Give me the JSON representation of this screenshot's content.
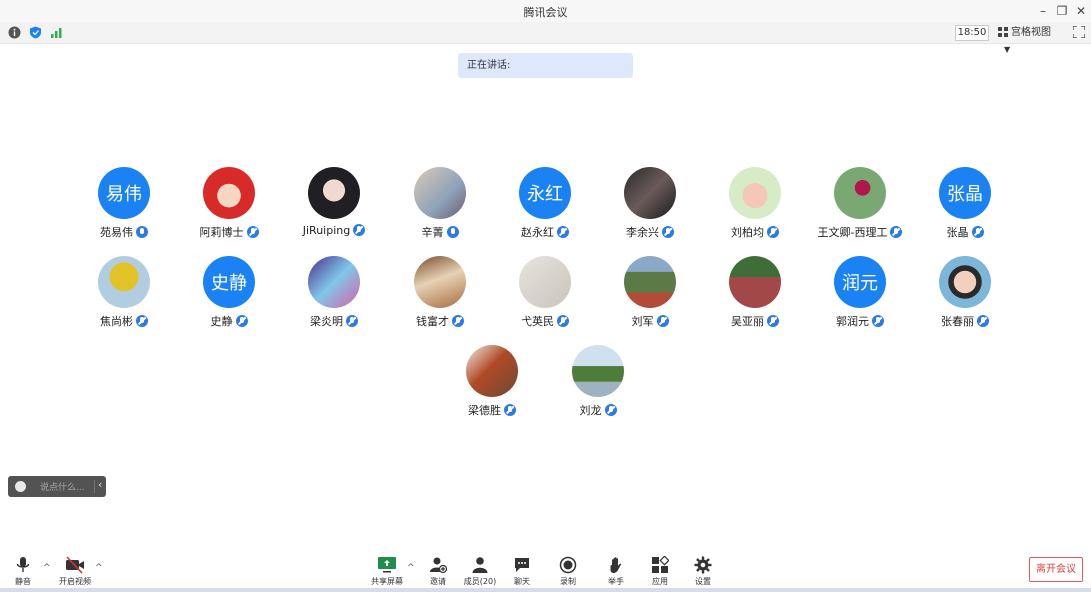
{
  "window": {
    "title": "腾讯会议"
  },
  "infobar": {
    "time": "18:50",
    "view_label": "宫格视图"
  },
  "speaking": {
    "label": "正在讲话:"
  },
  "participants": [
    {
      "name": "苑易伟",
      "avatar_text": "易伟",
      "avatar": "text",
      "mic": "on"
    },
    {
      "name": "阿莉博士",
      "avatar_text": "",
      "avatar": "cartoon-red",
      "mic": "muted"
    },
    {
      "name": "JiRuiping",
      "avatar_text": "",
      "avatar": "photo-dark",
      "mic": "muted"
    },
    {
      "name": "辛菁",
      "avatar_text": "",
      "avatar": "photo-art",
      "mic": "on"
    },
    {
      "name": "赵永红",
      "avatar_text": "永红",
      "avatar": "text",
      "mic": "muted"
    },
    {
      "name": "李余兴",
      "avatar_text": "",
      "avatar": "photo-w",
      "mic": "muted"
    },
    {
      "name": "刘柏均",
      "avatar_text": "",
      "avatar": "cartoon-pig",
      "mic": "muted"
    },
    {
      "name": "王文卿-西理工",
      "avatar_text": "",
      "avatar": "photo-flower",
      "mic": "muted"
    },
    {
      "name": "张晶",
      "avatar_text": "张晶",
      "avatar": "text",
      "mic": "muted"
    },
    {
      "name": "焦尚彬",
      "avatar_text": "",
      "avatar": "photo-yellow",
      "mic": "muted"
    },
    {
      "name": "史静",
      "avatar_text": "史静",
      "avatar": "text",
      "mic": "muted"
    },
    {
      "name": "梁炎明",
      "avatar_text": "",
      "avatar": "photo-anime",
      "mic": "muted"
    },
    {
      "name": "钱富才",
      "avatar_text": "",
      "avatar": "photo-room",
      "mic": "muted"
    },
    {
      "name": "弋英民",
      "avatar_text": "",
      "avatar": "photo-calligraphy",
      "mic": "muted"
    },
    {
      "name": "刘军",
      "avatar_text": "",
      "avatar": "photo-outdoor",
      "mic": "muted"
    },
    {
      "name": "吴亚丽",
      "avatar_text": "",
      "avatar": "photo-path",
      "mic": "muted"
    },
    {
      "name": "郭润元",
      "avatar_text": "润元",
      "avatar": "text",
      "mic": "muted"
    },
    {
      "name": "张春丽",
      "avatar_text": "",
      "avatar": "photo-portrait",
      "mic": "muted"
    },
    {
      "name": "梁德胜",
      "avatar_text": "",
      "avatar": "photo-leaves",
      "mic": "muted"
    },
    {
      "name": "刘龙",
      "avatar_text": "",
      "avatar": "photo-landscape",
      "mic": "muted"
    }
  ],
  "chat": {
    "placeholder": "说点什么..."
  },
  "toolbar": {
    "mute": "静音",
    "video": "开启视频",
    "share": "共享屏幕",
    "invite": "邀请",
    "members": "成员(20)",
    "chat": "聊天",
    "record": "录制",
    "raise_hand": "举手",
    "apps": "应用",
    "settings": "设置",
    "leave": "离开会议"
  }
}
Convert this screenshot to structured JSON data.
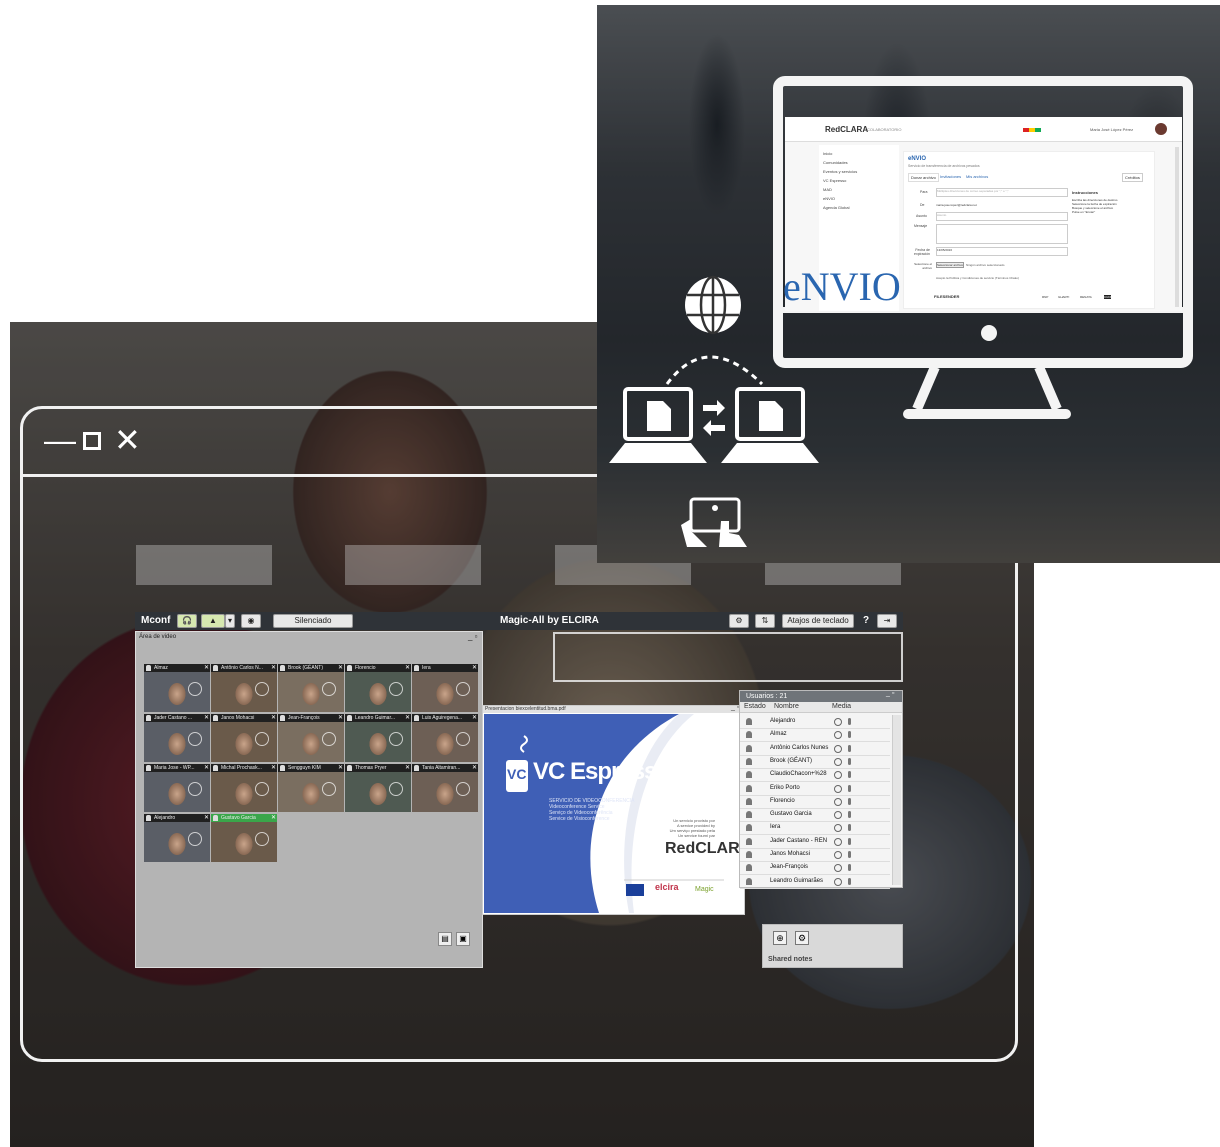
{
  "mconf": {
    "logo": "Mconf",
    "mute_label": "Silenciado",
    "title": "Magic-All by ELCIRA",
    "shortcuts_label": "Atajos de teclado",
    "help_label": "?",
    "video_area_title": "Área de video",
    "video_tiles": [
      {
        "name": "Almaz"
      },
      {
        "name": "Antônio Carlos N..."
      },
      {
        "name": "Brook (GÉANT)"
      },
      {
        "name": "Florencio"
      },
      {
        "name": "Iera"
      },
      {
        "name": "Jader Castano ..."
      },
      {
        "name": "Janos Mohacsi"
      },
      {
        "name": "Jean-François"
      },
      {
        "name": "Leandro Guimar..."
      },
      {
        "name": "Luis Aguiregena..."
      },
      {
        "name": "Maria Jose - WP..."
      },
      {
        "name": "Michal Prochask..."
      },
      {
        "name": "Sengguyn KIM"
      },
      {
        "name": "Thomas Pryer"
      },
      {
        "name": "Tania Altamiran..."
      },
      {
        "name": "Alejandro"
      },
      {
        "name": "Gustavo Garcia"
      }
    ],
    "presentation_title": "Presentacion biexcelentitud.bma.pdf",
    "presentation": {
      "brand": "VC Espresso",
      "subtitle_lines": [
        "SERVICIO DE VIDEOCONFERENCIA",
        "Videoconference Service",
        "Serviço de Videoconferência",
        "Service de Visioconférence"
      ],
      "provided_lines": [
        "Un servicio provisto por",
        "A service provided by",
        "Um serviço prestado pela",
        "Un service fourni par"
      ],
      "org": "RedCLARA",
      "partner_logos": [
        "elcira",
        "Magic"
      ]
    },
    "users_title": "Usuarios : 21",
    "users_columns": [
      "Estado",
      "Nombre",
      "Media"
    ],
    "users": [
      "Alejandro",
      "Almaz",
      "Antônio Carlos Nunes",
      "Brook (GÉANT)",
      "ClaudioChacon+%28",
      "Eriko Porto",
      "Florencio",
      "Gustavo Garcia",
      "Iera",
      "Jader Castano - REN",
      "Janos Mohacsi",
      "Jean-François",
      "Leandro Guimarães"
    ],
    "notes_title": "Shared notes"
  },
  "envio": {
    "brand": "eNVIO",
    "app_name": "eNVIO",
    "subtitle": "Servicio de transferencia de archivos pesados",
    "tabs": [
      "Donar archivo",
      "Invitaciones",
      "Mis archivos"
    ],
    "credits_button": "Créditos",
    "sidebar": [
      "Inicio",
      "Comunidades",
      "Eventos y servicios",
      "VC Espresso",
      "MAD",
      "eNVIO",
      "Agenda Global"
    ],
    "form_labels": [
      "Para",
      "De",
      "Asunto",
      "Mensaje",
      "Fecha de expiración",
      "Seleccione el archivo"
    ],
    "to_placeholder": "Múltiples direcciones de correo separadas por \",\" o \";\"",
    "from_value": "maria.jose.lopez@redclara.net",
    "subject_placeholder": "Asunto",
    "expiry_value": "13/05/2016",
    "file_button": "Seleccionar archivo",
    "file_status": "Ningún archivo seleccionado",
    "terms_text": "Acepto la Política y Condiciones de servicio (Términos Chako)",
    "instructions_title": "Instrucciones",
    "instructions": [
      "Escriba las direcciones de destino",
      "Seleccione la fecha de expiración",
      "Busque y seleccione el archivo",
      "Pulse en \"Enviar\""
    ],
    "header_brand": "RedCLARA",
    "header_section": "COLABORATORIO",
    "header_user": "Maria José López Pérez",
    "footer_logos": [
      "FILESENDER",
      "RNP",
      "GHARTI",
      "RENATA",
      "CUDI"
    ]
  },
  "window": {
    "controls": [
      "—",
      "☐",
      "✕"
    ]
  }
}
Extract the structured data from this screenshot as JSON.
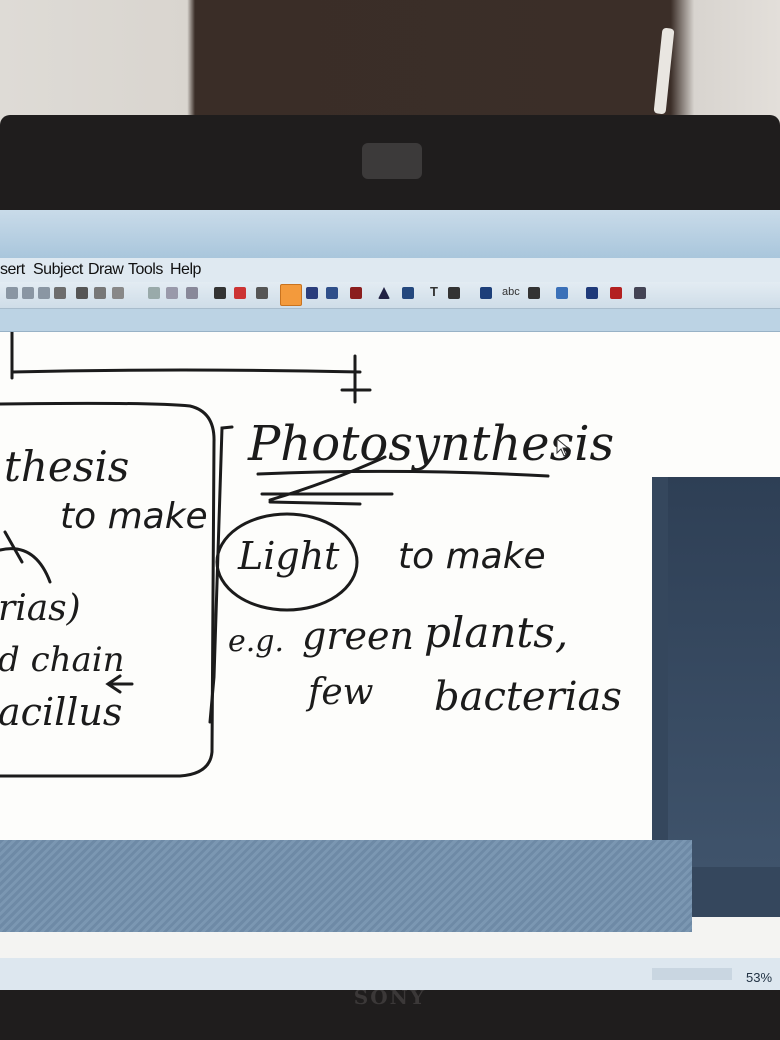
{
  "menu": {
    "items": [
      "sert",
      "Subject",
      "Draw",
      "Tools",
      "Help"
    ]
  },
  "toolbar": {
    "text_tool_label": "T",
    "abc_tool_label": "abc"
  },
  "status": {
    "zoom": "53%"
  },
  "brand": "SONY",
  "whiteboard": {
    "left_box": {
      "line1": "thesis",
      "line2": "to make",
      "line3": "rias)",
      "line4": "d chain",
      "line5": "acillus"
    },
    "title": "Photosynthesis",
    "light": "Light",
    "to_make": "to make",
    "eg": "e.g.",
    "green": "green",
    "plants": "plants,",
    "few": "few",
    "bacterias": "bacterias"
  },
  "colors": {
    "screen_bg": "#fdfdfb",
    "titlebar": "#a9c6dc",
    "ink": "#1b1b1b",
    "active_tool": "#f39a3c"
  }
}
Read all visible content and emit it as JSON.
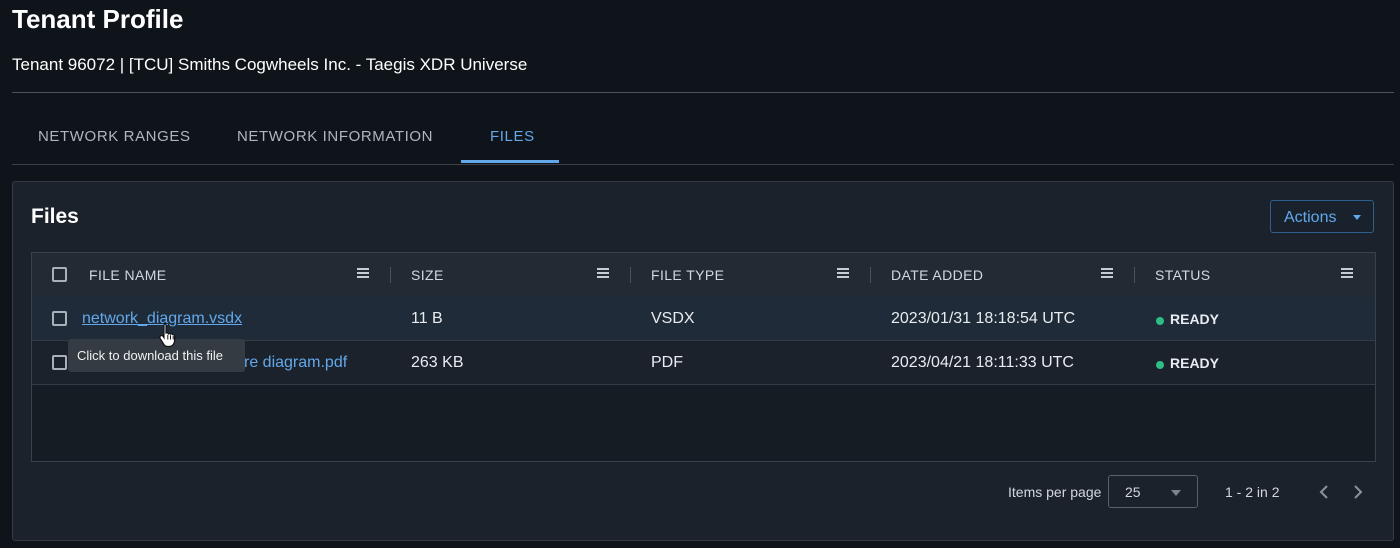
{
  "page": {
    "title": "Tenant Profile",
    "subtitle": "Tenant 96072 | [TCU] Smiths Cogwheels Inc. - Taegis XDR Universe"
  },
  "tabs": [
    {
      "label": "NETWORK RANGES",
      "active": false
    },
    {
      "label": "NETWORK INFORMATION",
      "active": false
    },
    {
      "label": "FILES",
      "active": true
    }
  ],
  "files_card": {
    "title": "Files",
    "actions_label": "Actions"
  },
  "table": {
    "columns": [
      "FILE NAME",
      "SIZE",
      "FILE TYPE",
      "DATE ADDED",
      "STATUS"
    ],
    "rows": [
      {
        "file_name": "network_diagram.vsdx",
        "size": "11 B",
        "file_type": "VSDX",
        "date_added": "2023/01/31 18:18:54 UTC",
        "status": "READY"
      },
      {
        "file_name": "re diagram.pdf",
        "size": "263 KB",
        "file_type": "PDF",
        "date_added": "2023/04/21 18:11:33 UTC",
        "status": "READY"
      }
    ]
  },
  "tooltip": {
    "text": "Click to download this file"
  },
  "pagination": {
    "items_per_page_label": "Items per page",
    "items_per_page_value": "25",
    "range_text": "1 - 2 in 2"
  },
  "colors": {
    "accent": "#62a8ea",
    "status_ready": "#2ebd85",
    "background": "#0f141a",
    "card": "#1b222b"
  },
  "icons": [
    "column-menu-icon",
    "caret-down-icon",
    "chevron-left-icon",
    "chevron-right-icon",
    "hand-cursor-icon"
  ]
}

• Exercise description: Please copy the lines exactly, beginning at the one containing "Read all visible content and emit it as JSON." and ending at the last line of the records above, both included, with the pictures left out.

• Completed task:
Read all visible content and emit it as JSON.
{
  "page": {
    "title": "Tenant Profile",
    "subtitle": "Tenant 96072 | [TCU] Smiths Cogwheels Inc. - Taegis XDR Universe"
  },
  "tabs": [
    {
      "label": "NETWORK RANGES",
      "active": false
    },
    {
      "label": "NETWORK INFORMATION",
      "active": false
    },
    {
      "label": "FILES",
      "active": true
    }
  ],
  "files_card": {
    "title": "Files",
    "actions_label": "Actions"
  },
  "table": {
    "columns": [
      "FILE NAME",
      "SIZE",
      "FILE TYPE",
      "DATE ADDED",
      "STATUS"
    ],
    "rows": [
      {
        "file_name": "network_diagram.vsdx",
        "size": "11 B",
        "file_type": "VSDX",
        "date_added": "2023/01/31 18:18:54 UTC",
        "status": "READY"
      },
      {
        "file_name": "re diagram.pdf",
        "size": "263 KB",
        "file_type": "PDF",
        "date_added": "2023/04/21 18:11:33 UTC",
        "status": "READY"
      }
    ]
  },
  "tooltip": {
    "text": "Click to download this file"
  },
  "pagination": {
    "items_per_page_label": "Items per page",
    "items_per_page_value": "25",
    "range_text": "1 - 2 in 2"
  },
  "colors": {
    "accent": "#62a8ea",
    "status_ready": "#2ebd85",
    "background": "#0f141a",
    "card": "#1b222b"
  },
  "icons": [
    "column-menu-icon",
    "caret-down-icon",
    "chevron-left-icon",
    "chevron-right-icon",
    "hand-cursor-icon"
  ]
}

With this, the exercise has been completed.